— Exercise —
The answer must consist of every line from the entries below that contains the word "Revit".

*** Opening Material for this task ***

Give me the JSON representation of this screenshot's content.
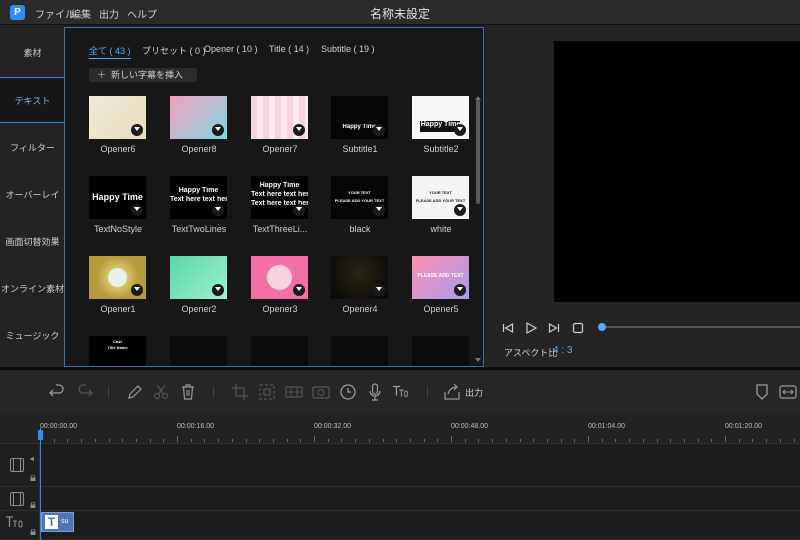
{
  "titlebar": {
    "logo": "P",
    "menu": [
      "ファイル",
      "編集",
      "出力",
      "ヘルプ"
    ],
    "title": "名称未設定"
  },
  "sidebar": {
    "items": [
      {
        "label": "素材"
      },
      {
        "label": "テキスト",
        "active": true
      },
      {
        "label": "フィルター"
      },
      {
        "label": "オーバーレイ"
      },
      {
        "label": "画面切替効果"
      },
      {
        "label": "オンライン素材"
      },
      {
        "label": "ミュージック"
      }
    ]
  },
  "media": {
    "tabs": [
      {
        "label": "全て ( 43 )",
        "active": true
      },
      {
        "label": "プリセット ( 0 )"
      },
      {
        "label": "Opener ( 10 )"
      },
      {
        "label": "Title ( 14 )"
      },
      {
        "label": "Subtitle ( 19 )"
      }
    ],
    "add_button": "新しい字幕を挿入",
    "items": [
      {
        "label": "Opener6",
        "style": "opener6",
        "text": "",
        "download": true
      },
      {
        "label": "Opener8",
        "style": "opener8",
        "text": "",
        "download": true
      },
      {
        "label": "Opener7",
        "style": "opener7",
        "text": "",
        "download": true
      },
      {
        "label": "Subtitle1",
        "style": "subtitle1",
        "text": "Happy Time",
        "download": true
      },
      {
        "label": "Subtitle2",
        "style": "subtitle2",
        "text": "Happy Time",
        "download": true
      },
      {
        "label": "TextNoStyle",
        "style": "nostyle",
        "text": "Happy Time",
        "download": true
      },
      {
        "label": "TextTwoLines",
        "style": "twolines",
        "text": "Happy Time",
        "text2": "Text here text here",
        "download": true
      },
      {
        "label": "TextThreeLi...",
        "style": "threelines",
        "text": "Happy Time",
        "text2": "Text here text here",
        "text3": "Text here text here",
        "download": true
      },
      {
        "label": "black",
        "style": "black",
        "text": "YOUR TEXT",
        "text2": "PLEASE ADD YOUR TEXT",
        "download": true
      },
      {
        "label": "white",
        "style": "white",
        "text": "YOUR TEXT",
        "text2": "PLEASE ADD YOUR TEXT",
        "download": true
      },
      {
        "label": "Opener1",
        "style": "opener1",
        "text": "",
        "download": true
      },
      {
        "label": "Opener2",
        "style": "opener2",
        "text": "",
        "download": true
      },
      {
        "label": "Opener3",
        "style": "opener3",
        "text": "",
        "download": true
      },
      {
        "label": "Opener4",
        "style": "opener4",
        "text": "",
        "download": true
      },
      {
        "label": "Opener5",
        "style": "opener5",
        "text": "PLEASE ADD TEXT",
        "download": true
      },
      {
        "label": "",
        "style": "credits",
        "text": "Cast",
        "text2": "Title Name",
        "download": false
      },
      {
        "label": "",
        "style": "dark",
        "text": "",
        "download": false
      },
      {
        "label": "",
        "style": "dark",
        "text": "",
        "download": false
      },
      {
        "label": "",
        "style": "dark",
        "text": "",
        "download": false
      },
      {
        "label": "",
        "style": "dark",
        "text": "",
        "download": false
      }
    ]
  },
  "preview": {
    "aspect_label": "アスペクト比",
    "aspect_value": "4 : 3",
    "progress": 0
  },
  "toolbar": {
    "export_label": "出力"
  },
  "timeline": {
    "ticks": [
      "00:00:00.00",
      "00:00:16.00",
      "00:00:32.00",
      "00:00:48.00",
      "00:01:04.00",
      "00:01:20.00"
    ],
    "subtitle_clip_label": "su"
  },
  "colors": {
    "accent": "#2d8cf0",
    "accent_light": "#5aa7f2",
    "clip": "#4f74b8"
  }
}
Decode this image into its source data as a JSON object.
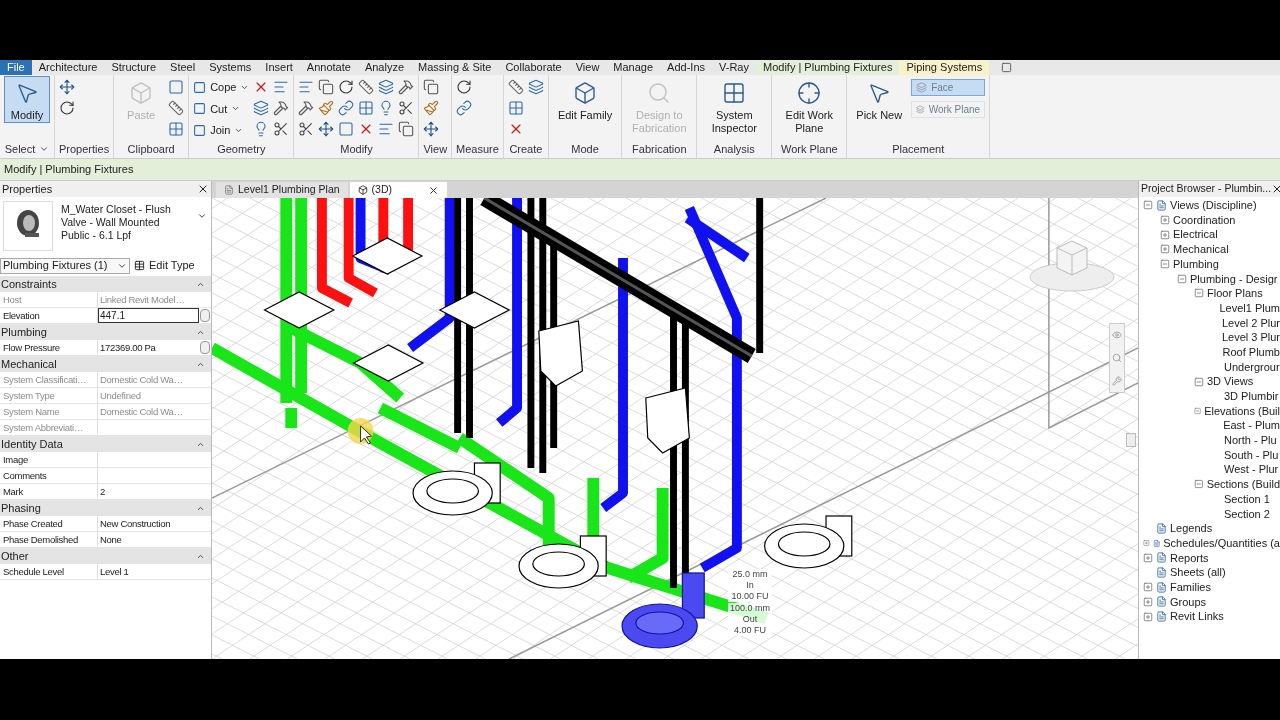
{
  "ribbon": {
    "tabs": [
      {
        "label": "File",
        "kind": "file",
        "selected": false
      },
      {
        "label": "Architecture",
        "kind": "tab",
        "selected": false
      },
      {
        "label": "Structure",
        "kind": "tab",
        "selected": false
      },
      {
        "label": "Steel",
        "kind": "tab",
        "selected": false
      },
      {
        "label": "Systems",
        "kind": "tab",
        "selected": false
      },
      {
        "label": "Insert",
        "kind": "tab",
        "selected": false
      },
      {
        "label": "Annotate",
        "kind": "tab",
        "selected": false
      },
      {
        "label": "Analyze",
        "kind": "tab",
        "selected": false
      },
      {
        "label": "Massing & Site",
        "kind": "tab",
        "selected": false
      },
      {
        "label": "Collaborate",
        "kind": "tab",
        "selected": false
      },
      {
        "label": "View",
        "kind": "tab",
        "selected": false
      },
      {
        "label": "Manage",
        "kind": "tab",
        "selected": false
      },
      {
        "label": "Add-Ins",
        "kind": "tab",
        "selected": false
      },
      {
        "label": "V-Ray",
        "kind": "tab",
        "selected": false
      },
      {
        "label": "Modify | Plumbing Fixtures",
        "kind": "context",
        "selected": true
      },
      {
        "label": "Piping Systems",
        "kind": "context",
        "selected": false
      }
    ],
    "panels": [
      {
        "label": "Select",
        "dropdown": true,
        "buttons": [
          {
            "kind": "large",
            "label": "Modify",
            "selected": true,
            "disabled": false
          }
        ]
      },
      {
        "label": "Properties",
        "buttons": [
          {
            "kind": "icon"
          },
          {
            "kind": "icon"
          }
        ]
      },
      {
        "label": "Clipboard",
        "buttons": [
          {
            "kind": "large",
            "label": "Paste",
            "selected": false,
            "disabled": true
          },
          {
            "kind": "icon"
          },
          {
            "kind": "icon"
          },
          {
            "kind": "icon"
          }
        ]
      },
      {
        "label": "Geometry",
        "buttons": [
          {
            "kind": "small",
            "label": "Cope",
            "selected": false,
            "disabled": false
          },
          {
            "kind": "small",
            "label": "Cut",
            "selected": false,
            "disabled": false
          },
          {
            "kind": "small",
            "label": "Join",
            "selected": false,
            "disabled": false
          },
          {
            "kind": "icon"
          },
          {
            "kind": "icon"
          },
          {
            "kind": "icon"
          },
          {
            "kind": "icon"
          },
          {
            "kind": "icon"
          },
          {
            "kind": "icon"
          }
        ]
      },
      {
        "label": "Modify",
        "buttons": [
          {
            "kind": "icon"
          },
          {
            "kind": "icon"
          },
          {
            "kind": "icon"
          },
          {
            "kind": "icon"
          },
          {
            "kind": "icon"
          },
          {
            "kind": "icon"
          },
          {
            "kind": "icon"
          },
          {
            "kind": "icon"
          },
          {
            "kind": "icon"
          },
          {
            "kind": "icon"
          },
          {
            "kind": "icon"
          },
          {
            "kind": "icon"
          },
          {
            "kind": "icon"
          },
          {
            "kind": "icon"
          },
          {
            "kind": "icon"
          },
          {
            "kind": "icon"
          },
          {
            "kind": "icon"
          },
          {
            "kind": "icon"
          }
        ]
      },
      {
        "label": "View",
        "buttons": [
          {
            "kind": "icon"
          },
          {
            "kind": "icon"
          },
          {
            "kind": "icon"
          }
        ]
      },
      {
        "label": "Measure",
        "buttons": [
          {
            "kind": "icon"
          },
          {
            "kind": "icon"
          }
        ]
      },
      {
        "label": "Create",
        "buttons": [
          {
            "kind": "icon"
          },
          {
            "kind": "icon"
          },
          {
            "kind": "icon"
          },
          {
            "kind": "icon"
          }
        ]
      },
      {
        "label": "Mode",
        "buttons": [
          {
            "kind": "large",
            "label": "Edit Family",
            "selected": false,
            "disabled": false
          }
        ]
      },
      {
        "label": "Fabrication",
        "buttons": [
          {
            "kind": "large",
            "label": "Design to Fabrication",
            "selected": false,
            "disabled": true
          }
        ]
      },
      {
        "label": "Analysis",
        "buttons": [
          {
            "kind": "large",
            "label": "System Inspector",
            "selected": false,
            "disabled": false
          }
        ]
      },
      {
        "label": "Work Plane",
        "buttons": [
          {
            "kind": "large",
            "label": "Edit Work Plane",
            "selected": false,
            "disabled": false
          }
        ]
      },
      {
        "label": "Placement",
        "buttons": [
          {
            "kind": "large",
            "label": "Pick New",
            "selected": false,
            "disabled": false
          },
          {
            "kind": "wide",
            "label": "Face",
            "selected": true,
            "disabled": true
          },
          {
            "kind": "wide",
            "label": "Work Plane",
            "selected": false,
            "disabled": true
          }
        ]
      }
    ]
  },
  "context_bar": {
    "text": "Modify | Plumbing Fixtures"
  },
  "properties": {
    "title": "Properties",
    "type_name": "M_Water Closet - Flush Valve - Wall Mounted Public - 6.1 Lpf",
    "selector": "Plumbing Fixtures (1)",
    "edit_type": "Edit Type",
    "groups": [
      {
        "name": "Constraints",
        "rows": [
          {
            "label": "Host",
            "value": "Linked Revit Model…",
            "kind": "text",
            "disabled": true
          },
          {
            "label": "Elevation",
            "value": "447.1",
            "kind": "edit",
            "disabled": false
          }
        ]
      },
      {
        "name": "Plumbing",
        "rows": [
          {
            "label": "Flow Pressure",
            "value": "172369.00 Pa",
            "kind": "button",
            "disabled": false
          }
        ]
      },
      {
        "name": "Mechanical",
        "rows": [
          {
            "label": "System Classificati…",
            "value": "Domestic Cold Wa…",
            "kind": "text",
            "disabled": true
          },
          {
            "label": "System Type",
            "value": "Undefined",
            "kind": "text",
            "disabled": true
          },
          {
            "label": "System Name",
            "value": "Domestic Cold Wa…",
            "kind": "text",
            "disabled": true
          },
          {
            "label": "System Abbreviati…",
            "kind": "text",
            "disabled": true
          }
        ]
      },
      {
        "name": "Identity Data",
        "rows": [
          {
            "label": "Image",
            "kind": "text",
            "disabled": false
          },
          {
            "label": "Comments",
            "kind": "text",
            "disabled": false
          },
          {
            "label": "Mark",
            "value": "2",
            "kind": "text",
            "disabled": false
          }
        ]
      },
      {
        "name": "Phasing",
        "rows": [
          {
            "label": "Phase Created",
            "value": "New Construction",
            "kind": "text",
            "disabled": false
          },
          {
            "label": "Phase Demolished",
            "value": "None",
            "kind": "text",
            "disabled": false
          }
        ]
      },
      {
        "name": "Other",
        "rows": [
          {
            "label": "Schedule Level",
            "value": "Level 1",
            "kind": "text",
            "disabled": false
          }
        ]
      }
    ]
  },
  "view_tabs": [
    {
      "label": "Level1 Plumbing Plan",
      "selected": false
    },
    {
      "label": "(3D)",
      "selected": true
    }
  ],
  "connector_labels": [
    {
      "size": "25.0 mm",
      "direction": "In",
      "load": "10.00 FU"
    },
    {
      "size": "100.0 mm",
      "direction": "Out",
      "load": "4.00 FU"
    }
  ],
  "project_browser": {
    "title": "Project Browser - Plumbin...",
    "items": [
      {
        "label": "Views (Discipline)",
        "expanded": true,
        "children": [
          {
            "label": "Coordination",
            "expanded": false
          },
          {
            "label": "Electrical",
            "expanded": false
          },
          {
            "label": "Mechanical",
            "expanded": false
          },
          {
            "label": "Plumbing",
            "expanded": true,
            "children": [
              {
                "label": "Plumbing - Desigr",
                "expanded": true,
                "children": [
                  {
                    "label": "Floor Plans",
                    "expanded": true,
                    "children": [
                      {
                        "label": "Level1 Plum"
                      },
                      {
                        "label": "Level 2 Plur"
                      },
                      {
                        "label": "Level 3 Plur"
                      },
                      {
                        "label": "Roof Plumb"
                      },
                      {
                        "label": "Undergrour"
                      }
                    ]
                  },
                  {
                    "label": "3D Views",
                    "expanded": true,
                    "children": [
                      {
                        "label": "3D Plumbir"
                      }
                    ]
                  },
                  {
                    "label": "Elevations (Buil",
                    "expanded": true,
                    "children": [
                      {
                        "label": "East - Plum"
                      },
                      {
                        "label": "North - Plu"
                      },
                      {
                        "label": "South - Plu"
                      },
                      {
                        "label": "West - Plur"
                      }
                    ]
                  },
                  {
                    "label": "Sections (Build",
                    "expanded": true,
                    "children": [
                      {
                        "label": "Section 1"
                      },
                      {
                        "label": "Section 2"
                      }
                    ]
                  }
                ]
              }
            ]
          }
        ]
      },
      {
        "label": "Legends"
      },
      {
        "label": "Schedules/Quantities (a",
        "expanded": false
      },
      {
        "label": "Reports",
        "expanded": false
      },
      {
        "label": "Sheets (all)"
      },
      {
        "label": "Families",
        "expanded": false
      },
      {
        "label": "Groups",
        "expanded": false
      },
      {
        "label": "Revit Links",
        "expanded": false
      }
    ]
  }
}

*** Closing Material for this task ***

— Output for this task —
            "value": "Linked Revit Model…",
        "label": "Revit Links",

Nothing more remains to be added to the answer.